### EXERCISE DESCRIPTION
The response must consist of the complete listing below, reproduced without alteration.

### MATERIAL PROVIDED
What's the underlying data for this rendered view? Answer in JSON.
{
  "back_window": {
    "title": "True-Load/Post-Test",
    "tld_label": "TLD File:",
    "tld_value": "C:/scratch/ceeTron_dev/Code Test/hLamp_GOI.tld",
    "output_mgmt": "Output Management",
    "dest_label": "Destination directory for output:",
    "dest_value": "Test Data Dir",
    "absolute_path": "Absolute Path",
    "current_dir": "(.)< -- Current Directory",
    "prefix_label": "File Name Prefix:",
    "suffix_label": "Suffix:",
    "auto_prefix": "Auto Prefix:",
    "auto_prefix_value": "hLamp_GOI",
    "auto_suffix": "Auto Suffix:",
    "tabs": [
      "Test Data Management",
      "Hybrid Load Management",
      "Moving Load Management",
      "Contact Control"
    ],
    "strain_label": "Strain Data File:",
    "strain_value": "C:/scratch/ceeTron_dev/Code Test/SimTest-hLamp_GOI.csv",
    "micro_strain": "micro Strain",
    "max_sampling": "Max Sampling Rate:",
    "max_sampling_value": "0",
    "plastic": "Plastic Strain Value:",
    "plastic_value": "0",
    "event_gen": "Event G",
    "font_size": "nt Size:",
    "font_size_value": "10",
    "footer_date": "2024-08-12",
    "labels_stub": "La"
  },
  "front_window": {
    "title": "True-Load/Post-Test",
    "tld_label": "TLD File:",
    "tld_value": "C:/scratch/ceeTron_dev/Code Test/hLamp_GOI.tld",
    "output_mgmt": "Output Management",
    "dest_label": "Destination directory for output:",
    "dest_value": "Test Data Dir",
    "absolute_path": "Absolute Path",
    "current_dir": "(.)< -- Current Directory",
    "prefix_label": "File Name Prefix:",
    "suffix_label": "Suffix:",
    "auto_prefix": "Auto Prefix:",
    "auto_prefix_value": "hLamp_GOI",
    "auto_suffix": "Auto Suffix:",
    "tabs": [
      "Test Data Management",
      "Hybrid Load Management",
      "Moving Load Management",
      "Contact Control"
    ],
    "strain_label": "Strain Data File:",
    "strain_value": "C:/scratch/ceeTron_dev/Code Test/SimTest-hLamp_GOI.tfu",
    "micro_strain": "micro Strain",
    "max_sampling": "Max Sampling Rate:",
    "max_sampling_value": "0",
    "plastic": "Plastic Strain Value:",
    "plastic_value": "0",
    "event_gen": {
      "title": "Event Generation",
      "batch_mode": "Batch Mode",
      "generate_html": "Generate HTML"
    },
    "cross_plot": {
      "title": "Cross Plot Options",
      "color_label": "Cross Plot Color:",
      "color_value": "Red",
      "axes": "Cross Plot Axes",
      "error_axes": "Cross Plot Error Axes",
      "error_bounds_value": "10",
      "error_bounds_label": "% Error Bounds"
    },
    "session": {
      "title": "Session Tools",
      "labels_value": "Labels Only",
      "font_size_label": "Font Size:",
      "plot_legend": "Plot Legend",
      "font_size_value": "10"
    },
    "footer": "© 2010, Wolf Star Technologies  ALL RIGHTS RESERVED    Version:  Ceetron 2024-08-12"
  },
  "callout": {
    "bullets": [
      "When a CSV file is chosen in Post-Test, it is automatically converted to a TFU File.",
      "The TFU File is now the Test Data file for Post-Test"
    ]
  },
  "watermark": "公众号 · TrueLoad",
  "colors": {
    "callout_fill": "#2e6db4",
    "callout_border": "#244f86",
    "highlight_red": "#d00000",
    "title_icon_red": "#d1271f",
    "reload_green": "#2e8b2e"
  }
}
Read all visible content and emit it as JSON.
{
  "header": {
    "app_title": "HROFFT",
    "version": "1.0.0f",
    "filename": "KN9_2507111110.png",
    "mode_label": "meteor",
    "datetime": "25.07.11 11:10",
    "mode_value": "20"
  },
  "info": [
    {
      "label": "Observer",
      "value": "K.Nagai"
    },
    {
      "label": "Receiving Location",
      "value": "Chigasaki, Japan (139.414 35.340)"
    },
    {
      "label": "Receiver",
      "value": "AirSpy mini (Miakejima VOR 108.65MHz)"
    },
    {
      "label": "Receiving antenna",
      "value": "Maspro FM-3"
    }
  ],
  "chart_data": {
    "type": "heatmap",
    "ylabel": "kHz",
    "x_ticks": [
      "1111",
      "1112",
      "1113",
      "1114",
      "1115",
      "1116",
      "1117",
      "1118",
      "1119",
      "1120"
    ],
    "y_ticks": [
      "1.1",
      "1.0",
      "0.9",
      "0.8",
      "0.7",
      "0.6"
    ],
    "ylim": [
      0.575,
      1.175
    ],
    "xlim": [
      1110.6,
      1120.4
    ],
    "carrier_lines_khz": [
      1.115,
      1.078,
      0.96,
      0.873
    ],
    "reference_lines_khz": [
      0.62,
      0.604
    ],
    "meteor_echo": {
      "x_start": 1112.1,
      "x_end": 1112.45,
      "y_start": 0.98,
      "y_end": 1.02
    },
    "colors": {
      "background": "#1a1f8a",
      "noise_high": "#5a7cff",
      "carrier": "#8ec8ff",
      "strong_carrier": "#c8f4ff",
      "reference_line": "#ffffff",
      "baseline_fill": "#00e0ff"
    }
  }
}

### SOLVED PROBLEM
What's the underlying data for this rendered view? Answer in JSON.
{
  "back_window": {
    "title": "True-Load/Post-Test",
    "tld_label": "TLD File:",
    "tld_value": "C:/scratch/ceeTron_dev/Code Test/hLamp_GOI.tld",
    "output_mgmt": "Output Management",
    "dest_label": "Destination directory for output:",
    "dest_value": "Test Data Dir",
    "absolute_path": "Absolute Path",
    "current_dir": "(.)< -- Current Directory",
    "prefix_label": "File Name Prefix:",
    "suffix_label": "Suffix:",
    "auto_prefix": "Auto Prefix:",
    "auto_prefix_value": "hLamp_GOI",
    "auto_suffix": "Auto Suffix:",
    "tabs": [
      "Test Data Management",
      "Hybrid Load Management",
      "Moving Load Management",
      "Contact Control"
    ],
    "strain_label": "Strain Data File:",
    "strain_value": "C:/scratch/ceeTron_dev/Code Test/SimTest-hLamp_GOI.csv",
    "micro_strain": "micro Strain",
    "max_sampling": "Max Sampling Rate:",
    "max_sampling_value": "0",
    "plastic": "Plastic Strain Value:",
    "plastic_value": "0",
    "event_gen": "Event G",
    "font_size": "nt Size:",
    "font_size_value": "10",
    "footer_date": "2024-08-12",
    "labels_stub": "La"
  },
  "front_window": {
    "title": "True-Load/Post-Test",
    "tld_label": "TLD File:",
    "tld_value": "C:/scratch/ceeTron_dev/Code Test/hLamp_GOI.tld",
    "output_mgmt": "Output Management",
    "dest_label": "Destination directory for output:",
    "dest_value": "Test Data Dir",
    "absolute_path": "Absolute Path",
    "current_dir": "(.)< -- Current Directory",
    "prefix_label": "File Name Prefix:",
    "suffix_label": "Suffix:",
    "auto_prefix": "Auto Prefix:",
    "auto_prefix_value": "hLamp_GOI",
    "auto_suffix": "Auto Suffix:",
    "tabs": [
      "Test Data Management",
      "Hybrid Load Management",
      "Moving Load Management",
      "Contact Control"
    ],
    "strain_label": "Strain Data File:",
    "strain_value": "C:/scratch/ceeTron_dev/Code Test/SimTest-hLamp_GOI.tfu",
    "micro_strain": "micro Strain",
    "max_sampling": "Max Sampling Rate:",
    "max_sampling_value": "0",
    "plastic": "Plastic Strain Value:",
    "plastic_value": "0",
    "event_gen": {
      "title": "Event Generation",
      "batch_mode": "Batch Mode",
      "generate_html": "Generate HTML"
    },
    "cross_plot": {
      "title": "Cross Plot Options",
      "color_label": "Cross Plot Color:",
      "color_value": "Red",
      "axes": "Cross Plot Axes",
      "error_axes": "Cross Plot Error Axes",
      "error_bounds_value": "10",
      "error_bounds_label": "% Error Bounds"
    },
    "session": {
      "title": "Session Tools",
      "labels_value": "Labels Only",
      "font_size_label": "Font Size:",
      "plot_legend": "Plot Legend",
      "font_size_value": "10"
    },
    "footer": "© 2010, Wolf Star Technologies  ALL RIGHTS RESERVED    Version:  Ceetron 2024-08-12"
  },
  "callout": {
    "bullets": [
      "When a CSV file is chosen in Post-Test, it is automatically converted to a TFU File.",
      "The TFU File is now the Test Data file for Post-Test"
    ]
  },
  "watermark": "公众号 · TrueLoad",
  "colors": {
    "callout_fill": "#2e6db4",
    "callout_border": "#244f86",
    "highlight_red": "#d00000",
    "title_icon_red": "#d1271f",
    "reload_green": "#2e8b2e"
  }
}
Read all visible content and emit it as JSON.
{
  "header": {
    "app_title": "HROFFT",
    "version": "1.0.0f",
    "filename": "KN9_2507111110.png",
    "mode_label": "meteor",
    "datetime": "25.07.11 11:10",
    "mode_value": "20"
  },
  "info": [
    {
      "label": "Observer",
      "value": "K.Nagai"
    },
    {
      "label": "Receiving Location",
      "value": "Chigasaki, Japan (139.414 35.340)"
    },
    {
      "label": "Receiver",
      "value": "AirSpy mini (Miakejima VOR 108.65MHz)"
    },
    {
      "label": "Receiving antenna",
      "value": "Maspro FM-3"
    }
  ],
  "chart_data": {
    "type": "heatmap",
    "ylabel": "kHz",
    "x_ticks": [
      "1111",
      "1112",
      "1113",
      "1114",
      "1115",
      "1116",
      "1117",
      "1118",
      "1119",
      "1120"
    ],
    "y_ticks": [
      "1.1",
      "1.0",
      "0.9",
      "0.8",
      "0.7",
      "0.6"
    ],
    "ylim": [
      0.575,
      1.175
    ],
    "xlim": [
      1110.6,
      1120.4
    ],
    "carrier_lines_khz": [
      1.115,
      1.078,
      0.96,
      0.873
    ],
    "reference_lines_khz": [
      0.62,
      0.604
    ],
    "meteor_echo": {
      "x_start": 1112.1,
      "x_end": 1112.45,
      "y_start": 0.98,
      "y_end": 1.02
    },
    "colors": {
      "background": "#1a1f8a",
      "noise_high": "#5a7cff",
      "carrier": "#8ec8ff",
      "strong_carrier": "#c8f4ff",
      "reference_line": "#ffffff",
      "baseline_fill": "#00e0ff"
    }
  }
}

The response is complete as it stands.